Can you give a specific example of socialomics?
One example would be a presidential election with several candidates competing against each other. People have different opinions on various policies that each candidate promotes. Socialomics is about understanding what topics or aspects a particular candidate’s policy people like or dislike and what reason. So socialomics is about discovering that hidden information from social media data.
Do you have any interesting projects in mind for the research center?
Socialomics Research Center is a newly established center; I am personally particularly interested in studying social diseases, such as suicide and depression. Why do people have depression? Is it a personal disease or an outcome of social interaction? I am interested in understanding people who have depression or have committed suicide and finding out what factors play a major role in disease.
Tell us about recent trends in text mining and your current projects.
Recent trends in text mining have something to do with applying deep learning or AI techniques for human-generated texts. AlphaGo was an iconic event that showed us the impact of AI on our daily lives. My team is trying hard to lead such a trend in text mining.
One of the recent collaborative works in this respect is with Professor Christian Lovis in the Biomedical Informatics Department at the University of Geneva. This collaboration was first facilitated by a joint research initiative by the University of Geneva and Yonsei University. I contacted Professor Lovis and proposed my idea to collect specific disease-related social media data - for instance, chronic disease from Twitter or Reddit - and how people were talking about those diseases. That is how we started working together.
We are currently working on automatically mining doctor’s notes and clinical data written in French which are collected at the University Hospitals of Geneva. They are considering replacing their legacy system with the biomedical text mining tool I developed called PKDE4J. We are very much excited to see how this new tool can help improve the quality of healthcare services. I just visited Geneva two weeks ago and showed them how this new tool could be applied easily to their settings, and they were very surprised by the quality of the outcomes and the flexibility of the tool.
The findings that we discovered from our collaboration is that people are very anxious about their symptoms or disease. They express their concerns and their anxiety in their own terminology - not in medical terminology but in plain terms.
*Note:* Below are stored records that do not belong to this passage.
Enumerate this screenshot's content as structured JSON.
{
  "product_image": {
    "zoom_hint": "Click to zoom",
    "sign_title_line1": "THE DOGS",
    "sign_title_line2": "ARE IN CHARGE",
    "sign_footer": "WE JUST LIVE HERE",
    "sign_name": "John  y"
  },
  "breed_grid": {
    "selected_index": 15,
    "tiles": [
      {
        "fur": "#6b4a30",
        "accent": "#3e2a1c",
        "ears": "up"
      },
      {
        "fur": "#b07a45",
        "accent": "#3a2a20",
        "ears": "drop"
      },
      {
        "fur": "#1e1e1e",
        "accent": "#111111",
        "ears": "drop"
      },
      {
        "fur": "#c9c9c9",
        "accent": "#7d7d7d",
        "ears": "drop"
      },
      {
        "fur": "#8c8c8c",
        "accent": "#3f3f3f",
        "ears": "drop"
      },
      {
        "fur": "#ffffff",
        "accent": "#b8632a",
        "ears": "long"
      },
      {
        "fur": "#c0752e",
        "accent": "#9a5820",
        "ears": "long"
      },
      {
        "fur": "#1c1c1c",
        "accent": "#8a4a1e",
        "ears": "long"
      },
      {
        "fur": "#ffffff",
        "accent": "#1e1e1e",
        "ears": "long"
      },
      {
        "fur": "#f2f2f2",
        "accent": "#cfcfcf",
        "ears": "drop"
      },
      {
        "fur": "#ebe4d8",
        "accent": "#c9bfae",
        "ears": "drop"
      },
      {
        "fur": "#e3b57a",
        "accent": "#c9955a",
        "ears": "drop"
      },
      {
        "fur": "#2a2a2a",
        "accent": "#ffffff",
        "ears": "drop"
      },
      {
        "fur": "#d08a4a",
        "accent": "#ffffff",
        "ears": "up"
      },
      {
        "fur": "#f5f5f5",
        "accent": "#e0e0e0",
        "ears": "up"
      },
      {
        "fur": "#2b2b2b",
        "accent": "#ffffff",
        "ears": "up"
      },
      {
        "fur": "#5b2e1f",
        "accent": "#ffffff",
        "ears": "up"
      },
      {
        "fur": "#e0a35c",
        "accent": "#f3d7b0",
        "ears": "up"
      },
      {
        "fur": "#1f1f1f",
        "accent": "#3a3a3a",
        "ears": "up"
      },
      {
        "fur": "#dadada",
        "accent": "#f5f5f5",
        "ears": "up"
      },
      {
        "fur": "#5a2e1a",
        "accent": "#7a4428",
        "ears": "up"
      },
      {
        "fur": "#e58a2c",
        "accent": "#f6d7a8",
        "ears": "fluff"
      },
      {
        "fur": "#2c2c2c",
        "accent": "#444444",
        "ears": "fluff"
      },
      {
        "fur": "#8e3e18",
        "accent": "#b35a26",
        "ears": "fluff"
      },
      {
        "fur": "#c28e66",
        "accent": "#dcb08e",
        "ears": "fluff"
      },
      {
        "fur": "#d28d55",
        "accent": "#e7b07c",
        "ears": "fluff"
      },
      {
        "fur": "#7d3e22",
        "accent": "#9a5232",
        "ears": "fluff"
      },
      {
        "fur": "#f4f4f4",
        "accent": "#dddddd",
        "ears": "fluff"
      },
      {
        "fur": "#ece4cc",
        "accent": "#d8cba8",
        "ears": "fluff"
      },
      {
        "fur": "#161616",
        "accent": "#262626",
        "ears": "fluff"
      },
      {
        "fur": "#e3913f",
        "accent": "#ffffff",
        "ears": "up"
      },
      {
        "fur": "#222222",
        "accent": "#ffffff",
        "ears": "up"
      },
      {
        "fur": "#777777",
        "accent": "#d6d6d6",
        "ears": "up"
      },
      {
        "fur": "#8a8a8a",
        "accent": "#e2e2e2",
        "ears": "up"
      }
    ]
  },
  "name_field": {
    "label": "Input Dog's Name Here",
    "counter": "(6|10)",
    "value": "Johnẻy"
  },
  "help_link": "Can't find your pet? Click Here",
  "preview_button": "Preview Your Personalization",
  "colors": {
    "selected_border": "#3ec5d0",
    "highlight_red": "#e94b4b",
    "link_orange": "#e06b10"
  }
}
So I believe the outcome of this collaborative work will help understand how we treat patients and how we cure their diseases.
Any words of advice for future students or young researchers interested in the field of text mining?
I want future students in the field of text mining to have enthusiasm and passion for their work. I strongly believe that our current work in this field actually helps others and also benefits society. So if students commit with good ideas, passion, and enthusiasm, then they will transform society. They will make our society better, and people will live happier lives.
What drives you? What propels you to excel in your research field?
I have self-motivation. My motivation is based on the belief that I can make a difference. I can’t do this alone, but with others – collaborators and students. I want to contribute to society, to make it better. I benefit greatly from society, and this is my turn to return my gratitude. I can give back by dedicating myself to my work, pursuing strong research and generating meaningful outcomes. That is my motivation.
Professor Bennett Holman
Professor Theodore Jun Yoo
Professor Young-Hoon Kim